{\bf E}_0{({\mathbf r})}\exp(-i \omega t)$. The reason for the `dummy' constant $\mu_{\rm Bohr}$ is aesthetic, so that (8.1) can be expressed in a standard magnetic form. Note that for nonzero $m_F$ the magnetic and scalar contributions to the potential are of similar order, if the fields have significant circular polarization (this will be true for our trapping fields, for the reason that the optical guide is close to cut-off).

The fact that $U_{\rm dip}{({\mathbf r})}$ has its sign controlled by the sign of the detuning allows both attractive (red-detuned) and repulsive (blue-detuned) potentials to be created. The potential scales as $I/\Delta$ but the spontaneous emission rate scales as $I/\Delta^2$; from this follows the well-known result that, if coherence time is an important factor, it is best to be far off-resonance and use high intensities in order to achieve the desired trap depth [85,2].

For simplicity, in this chapter we will restrict our further analysis and simulations to $m_F = 0$, although our initial calculations suggest that the effect of the magnetic part of our potential when trapping in other $m_F$ states will not pose major problems (assuming the spin axis adiabatically follows the ${\bf H}{({\mathbf r})}$ field direction), and can even be used to our advantage by increasing the depth and the transverse oscillation frequency $\omega_x$ in the case $m_F > 0$. Also, we will consider the effect of only a single resonance (choosing D2 because it has a larger $\beta_s$ than D1), which is a valid approximation when the detunings from this resonance are much less than the alkali atom fine structure splitting $\Delta_{\rm fs}$. Even when it becomes advantageous to use a large detuning of the order of $\Delta_{\rm fs}$, it is possible to cancel the effect of the other resonance by a simple shift in the two detunings (as we will see at the end of Section 8.3.1).

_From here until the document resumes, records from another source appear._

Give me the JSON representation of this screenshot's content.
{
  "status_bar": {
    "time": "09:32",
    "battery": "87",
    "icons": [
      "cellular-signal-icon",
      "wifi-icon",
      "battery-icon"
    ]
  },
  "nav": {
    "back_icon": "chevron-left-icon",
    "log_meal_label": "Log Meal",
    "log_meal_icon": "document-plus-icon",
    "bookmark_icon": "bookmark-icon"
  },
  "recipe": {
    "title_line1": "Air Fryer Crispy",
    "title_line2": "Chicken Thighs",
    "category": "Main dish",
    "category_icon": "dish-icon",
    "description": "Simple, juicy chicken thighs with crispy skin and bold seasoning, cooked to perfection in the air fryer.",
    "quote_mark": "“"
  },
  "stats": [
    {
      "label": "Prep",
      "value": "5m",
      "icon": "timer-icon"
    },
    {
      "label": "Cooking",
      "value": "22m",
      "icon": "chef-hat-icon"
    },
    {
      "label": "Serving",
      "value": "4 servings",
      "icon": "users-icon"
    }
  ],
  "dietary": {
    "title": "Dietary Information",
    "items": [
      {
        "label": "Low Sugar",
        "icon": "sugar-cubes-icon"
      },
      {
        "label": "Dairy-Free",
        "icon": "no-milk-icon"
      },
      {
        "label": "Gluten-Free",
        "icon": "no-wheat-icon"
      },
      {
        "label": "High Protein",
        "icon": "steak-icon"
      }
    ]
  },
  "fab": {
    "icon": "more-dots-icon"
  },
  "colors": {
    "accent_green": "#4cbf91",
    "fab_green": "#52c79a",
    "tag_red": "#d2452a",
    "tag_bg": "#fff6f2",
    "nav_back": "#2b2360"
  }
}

If we now have two light fields of differing frequency, the atomic potentials add[82,156], as long as we assume that the timescale of atomic motion is much slower than the beating period (that is, the inverse of the frequency difference). In our case, atomic motion occurs at $\sim 10^{5}$Hz and our light field frequency difference is $\sim 10^{15}$Hz, so this assumption is valid. Choosing equal but opposite detunings $\pm \Delta$ about the D2 line, the trapping potential for $m_F = 0$ is

U_{\rm dip}{({\mathbf r})}= \frac{2}{3} \,
\frac{\hbar \Ga...
[s_{\rm blue}{({\mathbf r})}-s_{\rm red}{({\mathbf r})}] \,,
\end{displaymath} (8.4)

written in terms of the saturation parameters for the two colors. The spontaneous scattering rate[2] is a factor $\Delta / \Gamma$ smaller than $U_{\rm dip}{({\mathbf r})}/ \hbar$ (in fact this relation applies for any $m_F$ state), but it depends on the sum of the saturation parameters rather than the difference. It is also spatially dependent, and has the form
\Gamma_{\rm scatt}{({\mathbf r})}= \frac{2}{3} \,
... [s_{\rm blue}{({\mathbf r})}+ s_{\rm red}{({\mathbf r})}] \,.
\end{displaymath} (8.5)

next up previous
Next: Design of the light Up: Trap Concept Previous: Trap Concept
Alex Barnett 2001-10-03